Adrian Wojnarowski has built his entire reputation on breaking news, faster than anyone else, and with a higher degree of accuracy than anybody who works at his pace. People treat his reports as fact because he earned the respect over the course of years; he took on ESPN and won, returning to the Worldwide Leader as one of the most prominent journalists in sports media (and ousting some rivals in the process). Once Woj reports something, teams take it seriously and adjust their plans accordingly.

Why did Woj tweet out the deal as a confirmed transaction, rather than as merely a possibility? If we assume that other NBA news breakers (Kevin O’Connor being one of them) had the same information that Woj had, why didn’t they break the news first? We will never know the answer to that question, but there are two possibilities.

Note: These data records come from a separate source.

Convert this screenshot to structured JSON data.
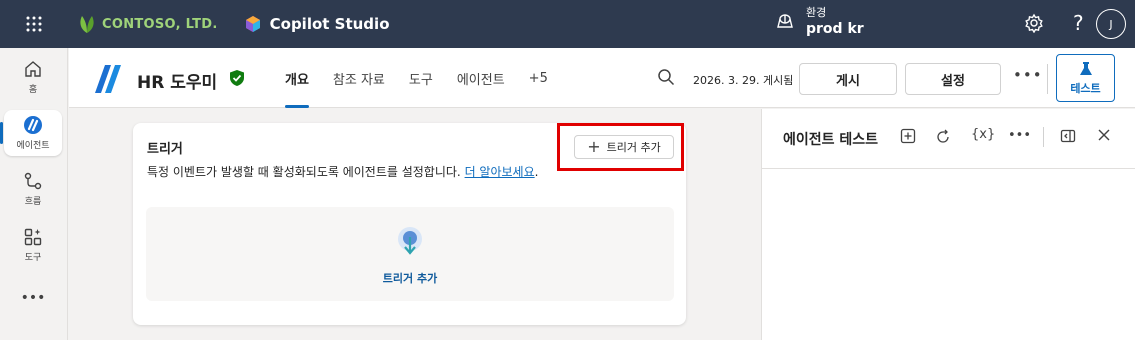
{
  "header": {
    "brand": "CONTOSO, LTD.",
    "product": "Copilot Studio",
    "environment_label": "환경",
    "environment_value": "prod kr",
    "avatar_initial": "J",
    "help_label": "?"
  },
  "leftnav": {
    "items": [
      {
        "label": "홈",
        "icon": "home-icon"
      },
      {
        "label": "에이전트",
        "icon": "agent-icon"
      },
      {
        "label": "흐름",
        "icon": "flow-icon"
      },
      {
        "label": "도구",
        "icon": "tools-icon"
      }
    ],
    "more": "•••"
  },
  "agent": {
    "name": "HR 도우미",
    "tabs": [
      "개요",
      "참조 자료",
      "도구",
      "에이전트",
      "+5"
    ],
    "active_tab": "개요",
    "published": "2026. 3. 29. 게시됨",
    "publish_label": "게시",
    "settings_label": "설정",
    "more_label": "•••",
    "test_label": "테스트"
  },
  "trigger_card": {
    "title": "트리거",
    "add_button": "트리거 추가",
    "description": "특정 이벤트가 발생할 때 활성화되도록 에이전트를 설정합니다.",
    "learn_more": "더 알아보세요",
    "empty_action": "트리거 추가"
  },
  "test_panel": {
    "title": "에이전트 테스트",
    "variables_label": "{x}",
    "more_label": "•••"
  },
  "colors": {
    "header_bg": "#2e3a4f",
    "accent": "#0f6cbd",
    "highlight": "#e00000"
  }
}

  1. Woj got better intel than his competitors, corroborated the story, and was able to report it.
  2. Woj did not have more intel than his competitors, and chose to report it anyway.

Whether Woj’s report was made out of the first or second scenario is immaterial. The fact of the matter is Woj made the report, and that was the first domino to fall.

What happened next? Over 40 hours passed between Woj reporting the deal and Sam Amick countering that report, and then another two hours until Woj walked back his own original report. That’s nearly two days for the news to sink in, and for all interested parties to act on it.

Fenerbahce Beko Istanbul v Crvena Zvezda mts Belgrade - Turkish Airlines EuroLeague
Bogdan Bogdanovic.
Photo by Tolga Adanali/Euroleague Basketball via Getty Images

Wojnarowski may have been the catalyst, but Bogdanovic was the focal point of the narrative shift. Again, there was no obfuscation of Milwaukee’s interest in him (Zach Lowe had reported the possibility back on November 5), and it would be disingenuous to suggest that Bogdanovic or his representation (Jason Ranne and Alexander Raskovic) weren’t aware of the possibility. However, once the Woj report came through and specified the exact parameters of the deal, Bogdanovic’s camp would not need to have engaged in premature contact with Milwaukee; they could reverse-engineer the estimated contract details themselves.

In aggregating the contracts of Ersan Ilyasova, (who has since reportedly been waived) Donte DiVincenzo, and D.J. Wilson, the Bucks were sending out $14.5 million. In receiving Bogdanovic and Justin James ($1.5M in 2020-21), it can be deduced (following the rules of the salary cap and the CBA) that Bogdan’s contract would be worth around $16 million in the first year.

It is impossible to confirm, but reasonable to hypothesize, that Bogdanovic and his agents thought that this was too low of a figure. With enough time to consider the situation and weighing the pros and cons, Bogdan and his representation would be the only individuals who stood to gain (financially) by leaking their disagreement with the terms of the sign-and-trade, resulting in the Amick report that was the beginning of the end. Again, there’s currently no reporting that definitively marks Bogdanovic as the link that broke from the chain, but who else would it be?

The Milwaukee Bucks entered the offseason with limited resources. They swung for the fences with New Orleans to bring in Jrue Holiday, and made a calculated effort to mitigate the risk of that trade by lining up the Bogdan Bogdanovic deal. All along, it was thought that Milwaukee had done what was necessary to build a winner around Giannis, and that these moves were the proof he needed to commit to the franchise long-term. The fallout from the Bogdanovic transaction failing is still to be determined, and perhaps it doesn’t matter in the long run.

But what we can tell is that one tweet, specifically worded and sent at 12:08am on Tuesday morning, may have been the turning point for everything for the Milwaukee Bucks.